I have some quirky reading habits. Such as, I read almost exclusively books about food. Yes, this includes cookbooks, which I love to read cover to cover. My favorites, however, are nonfiction accounts of other's adventures in food. I'm not really even sure if this genre has a name, but there is definitely a section in most book stores where you can read about someone's food eating or meal preparing experiences. And if you're ever looking for me in a bookstore this is the section I'll be in, probably taking pictures of the covers of books that I can't afford so that later I can check them out at the library.
One of my favorites in this category of book is "A Year in Provence" by Peter Mayle.
If you have never read a book that is about eating food, this is where I would suggest starting. It's such a happy and vivid account of pure and honest cooking and eating. I mean, the kind of eating where you hunt for the mushrooms before toss them in freshly made pasta, where you buy the radishes from your neighbor before you dip them in butter and salt for lunch, and where you raise a pig for a year so that you can have meat for the year following. I am so fascinated by this way of living and eating because it seems like a fantasy, something ideal that is just slightly out of reach.
Some people might like this book because it seems to transport you in time, back to days long past where there were no supermarts or fast food chains. I like this book because it inspires me to be more intentional with my cooking and eating choices. Maybe we can't and shouldn't go back in time to when anything we wanted to eat had to be grown in the backyard (although I'd like to try that someday!), but we can make better choices. We can make choices not based on calorie count or convenience, but instead founded on the feeling of satisfaction and fullness that comes from growing and preparing your own food. I long to know the feeling that comes with eating a meal that I cared for from seed to supper.

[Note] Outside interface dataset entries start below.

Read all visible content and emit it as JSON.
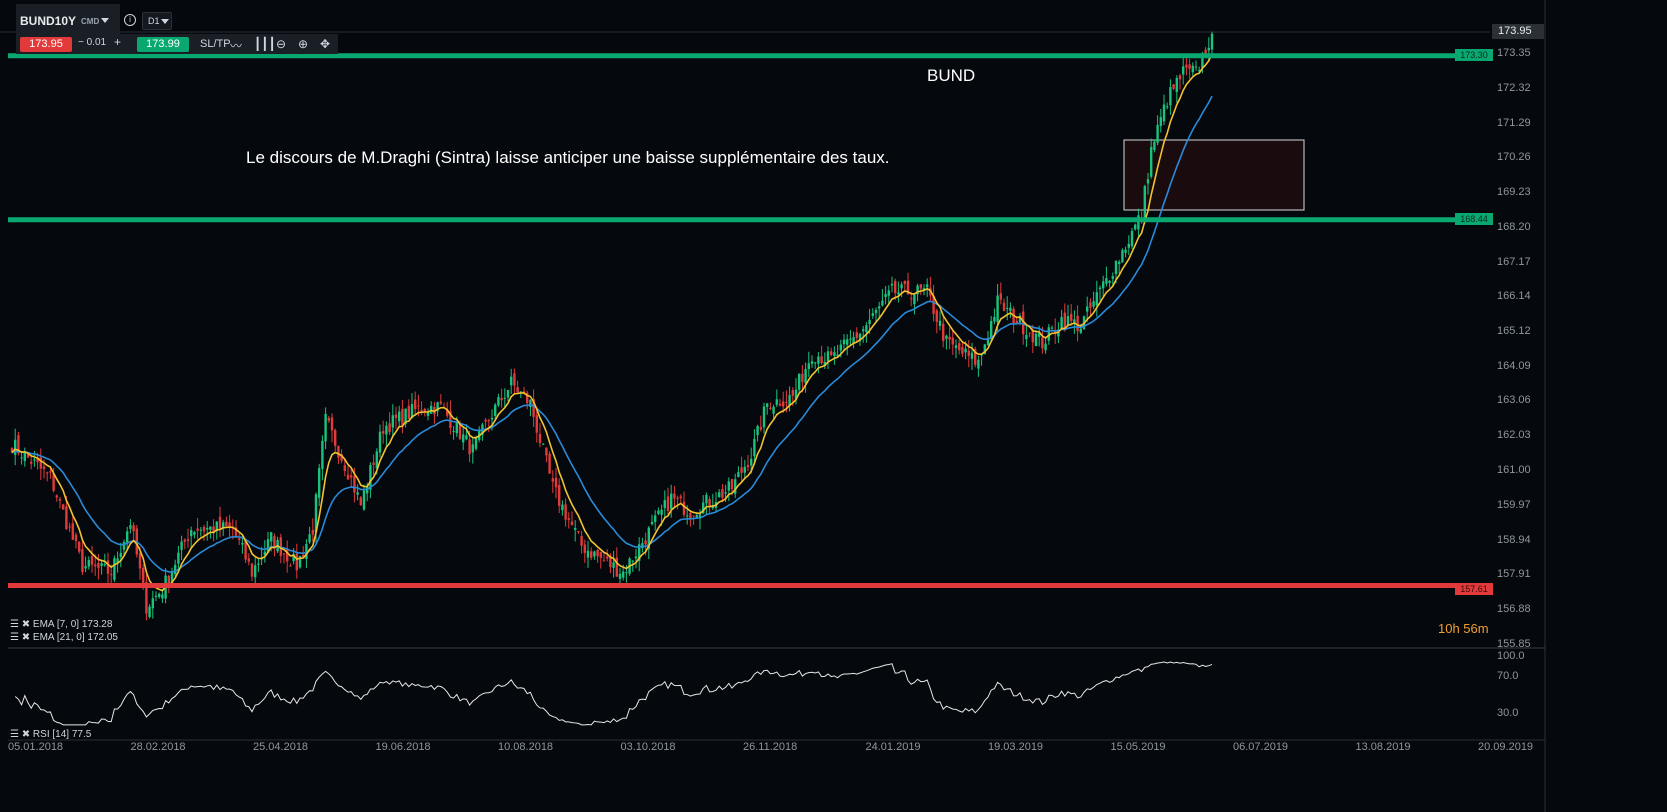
{
  "toolbar": {
    "symbol": "BUND10Y",
    "market": "CMD",
    "timeframe": "D1",
    "sell_price": "173.95",
    "quantity": "0.01",
    "minus": "−",
    "plus": "+",
    "buy_price": "173.99",
    "sltp": "SL/TP",
    "info": "i"
  },
  "colors": {
    "bg": "#05080c",
    "up": "#19c37d",
    "down": "#e23a3a",
    "ema7": "#f2c230",
    "ema21": "#2a8ad8",
    "level_green": "#0aa871",
    "level_red": "#e23a3a"
  },
  "price_axis": [
    "173.35",
    "172.32",
    "171.29",
    "170.26",
    "169.23",
    "168.20",
    "167.17",
    "166.14",
    "165.12",
    "164.09",
    "163.06",
    "162.03",
    "161.00",
    "159.97",
    "158.94",
    "157.91",
    "156.88",
    "155.85"
  ],
  "current_price": "173.95",
  "levels": [
    {
      "value": "173.30",
      "color": "green"
    },
    {
      "value": "168.44",
      "color": "green"
    },
    {
      "value": "157.61",
      "color": "red"
    }
  ],
  "annotations": {
    "title": "BUND",
    "comment": "Le discours de M.Draghi (Sintra) laisse anticiper une baisse supplémentaire des taux."
  },
  "indicators": {
    "ema7": "EMA [7, 0] 173.28",
    "ema21": "EMA [21, 0] 172.05",
    "rsi": "RSI [14] 77.5"
  },
  "rsi_axis": [
    "100.0",
    "70.0",
    "30.0"
  ],
  "timer": "10h 56m",
  "dates": [
    "05.01.2018",
    "28.02.2018",
    "25.04.2018",
    "19.06.2018",
    "10.08.2018",
    "03.10.2018",
    "26.11.2018",
    "24.01.2019",
    "19.03.2019",
    "15.05.2019",
    "06.07.2019",
    "13.08.2019",
    "20.09.2019"
  ],
  "chart_data": {
    "type": "candlestick",
    "price_range": [
      155.85,
      173.35
    ],
    "close_path": [
      [
        0,
        161.8
      ],
      [
        12,
        160.8
      ],
      [
        22,
        158.2
      ],
      [
        31,
        158.0
      ],
      [
        37,
        159.5
      ],
      [
        42,
        157.0
      ],
      [
        47,
        157.5
      ],
      [
        56,
        159.3
      ],
      [
        69,
        159.3
      ],
      [
        75,
        158.0
      ],
      [
        81,
        159.0
      ],
      [
        89,
        158.2
      ],
      [
        94,
        159.3
      ],
      [
        98,
        162.5
      ],
      [
        105,
        161.0
      ],
      [
        109,
        160.0
      ],
      [
        116,
        162.3
      ],
      [
        128,
        162.9
      ],
      [
        134,
        162.9
      ],
      [
        144,
        161.6
      ],
      [
        150,
        162.7
      ],
      [
        156,
        163.6
      ],
      [
        162,
        163.0
      ],
      [
        169,
        160.5
      ],
      [
        178,
        158.8
      ],
      [
        184,
        158.4
      ],
      [
        191,
        158.0
      ],
      [
        197,
        158.9
      ],
      [
        206,
        160.2
      ],
      [
        212,
        159.8
      ],
      [
        225,
        160.5
      ],
      [
        231,
        161.5
      ],
      [
        236,
        163.0
      ],
      [
        244,
        163.2
      ],
      [
        250,
        164.5
      ],
      [
        256,
        164.3
      ],
      [
        266,
        165.2
      ],
      [
        275,
        166.3
      ],
      [
        286,
        166.3
      ],
      [
        292,
        164.8
      ],
      [
        302,
        164.2
      ],
      [
        308,
        166.0
      ],
      [
        316,
        165.3
      ],
      [
        322,
        164.8
      ],
      [
        328,
        165.5
      ],
      [
        334,
        165.3
      ],
      [
        341,
        166.5
      ],
      [
        347,
        167.5
      ],
      [
        353,
        168.6
      ],
      [
        356,
        170.5
      ],
      [
        361,
        172.0
      ],
      [
        366,
        172.8
      ],
      [
        370,
        172.8
      ],
      [
        375,
        173.95
      ]
    ]
  }
}
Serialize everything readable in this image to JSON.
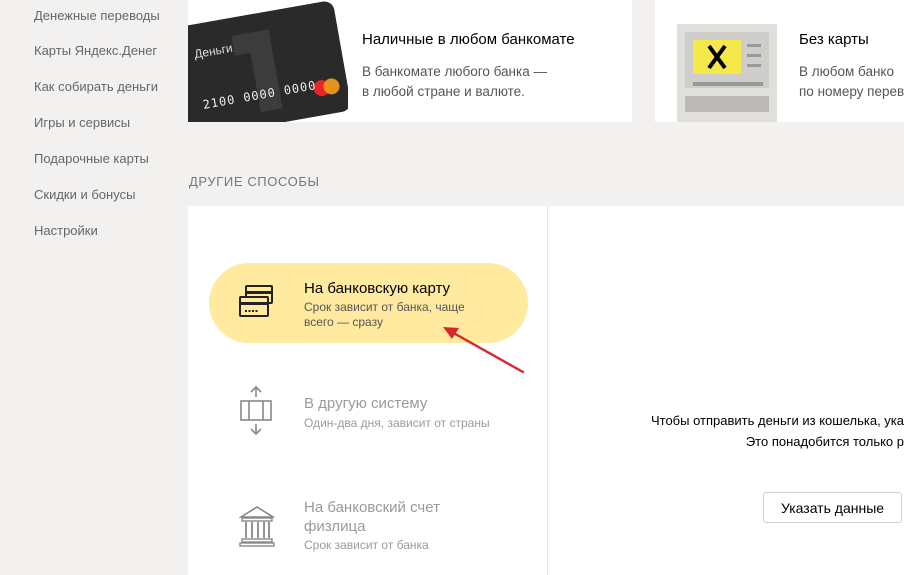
{
  "sidebar": {
    "items": [
      {
        "label": "Денежные переводы"
      },
      {
        "label": "Карты Яндекс.Денег"
      },
      {
        "label": "Как собирать деньги"
      },
      {
        "label": "Игры и сервисы"
      },
      {
        "label": "Подарочные карты"
      },
      {
        "label": "Скидки и бонусы"
      },
      {
        "label": "Настройки"
      }
    ]
  },
  "top_cards": [
    {
      "card_brand": "Деньги",
      "card_number": "2100 0000 0000",
      "title": "Наличные в любом банкомате",
      "desc_line1": "В банкомате любого банка —",
      "desc_line2": "в любой стране и валюте."
    },
    {
      "title": "Без карты",
      "desc_line1": "В любом банко",
      "desc_line2": "по номеру перев"
    }
  ],
  "section": {
    "title": "ДРУГИЕ СПОСОБЫ"
  },
  "options": [
    {
      "title": "На банковскую карту",
      "sub_line1": "Срок зависит от банка, чаще",
      "sub_line2": "всего — сразу",
      "icon": "bank-card-icon"
    },
    {
      "title": "В другую систему",
      "sub_line1": "Один-два дня, зависит от страны",
      "icon": "transfer-system-icon"
    },
    {
      "title_line1": "На банковский счет",
      "title_line2": "физлица",
      "sub_line1": "Срок зависит от банка",
      "icon": "bank-building-icon"
    }
  ],
  "right_panel": {
    "text_line1": "Чтобы отправить деньги из кошелька, ука",
    "text_line2": "Это понадобится только р",
    "button_label": "Указать данные"
  },
  "colors": {
    "active_option": "#ffeaa0",
    "arrow": "#d9262b",
    "atm_screen": "#f5e84a"
  }
}
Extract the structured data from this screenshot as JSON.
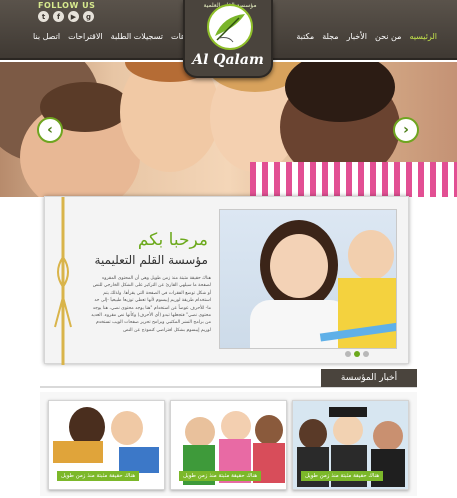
{
  "header": {
    "follow_label": "FOLLOW US",
    "social": [
      "twitter-icon",
      "facebook-icon",
      "youtube-icon",
      "google-plus-icon"
    ],
    "nav_right": [
      "الرئيسيه",
      "من نحن",
      "الأخبار",
      "مجلة",
      "مكتبة"
    ],
    "nav_left": [
      "فيديوهات",
      "تسجيلات الطلبة",
      "الاقتراحات",
      "اتصل بنا"
    ],
    "active_color": "#c3e34b"
  },
  "logo": {
    "arc_text": "مؤسسة القلم العلمية",
    "name": "Al Qalam"
  },
  "welcome": {
    "title": "مرحبا بكم",
    "subtitle": "مؤسسة القلم التعليمية",
    "body": "هناك حقيقة مثبتة منذ زمن طويل وهي أن المحتوى المقروء لصفحة ما سيلهي القارئ عن التركيز على الشكل الخارجي للنص أو شكل توضع الفقرات في الصفحة التي يقرأها. ولذلك يتم استخدام طريقة لوريم إيبسوم لأنها تعطي توزيعاَ طبيعياَ -إلى حد ما- للأحرف عوضاً عن استخدام \"هنا يوجد محتوى نصي، هنا يوجد محتوى نصي\" فتجعلها تبدو (أي الأحرف) وكأنها نص مقروء. العديد من برامح النشر المكتبي وبرامح تحرير صفحات الويب تستخدم لوريم إيبسوم بشكل افتراضي كنموذج عن النص",
    "accent": "#6ca91c"
  },
  "news": {
    "tab_label": "أخبار المؤسسة",
    "cards": [
      {
        "caption": "هناك حقيقة مثبتة منذ زمن طويل"
      },
      {
        "caption": "هناك حقيقة مثبتة منذ زمن طويل"
      },
      {
        "caption": "هناك حقيقة مثبتة منذ زمن طويل"
      }
    ]
  },
  "slider": {
    "dots": 3,
    "active_dot": 1
  }
}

If you are into reading about eating like I am, I highly recommend "A Year in Provence" by Peter Mayle, but make sure you have something fresh and homemade to snack on before you get started because you're going to be craving it a few pages in.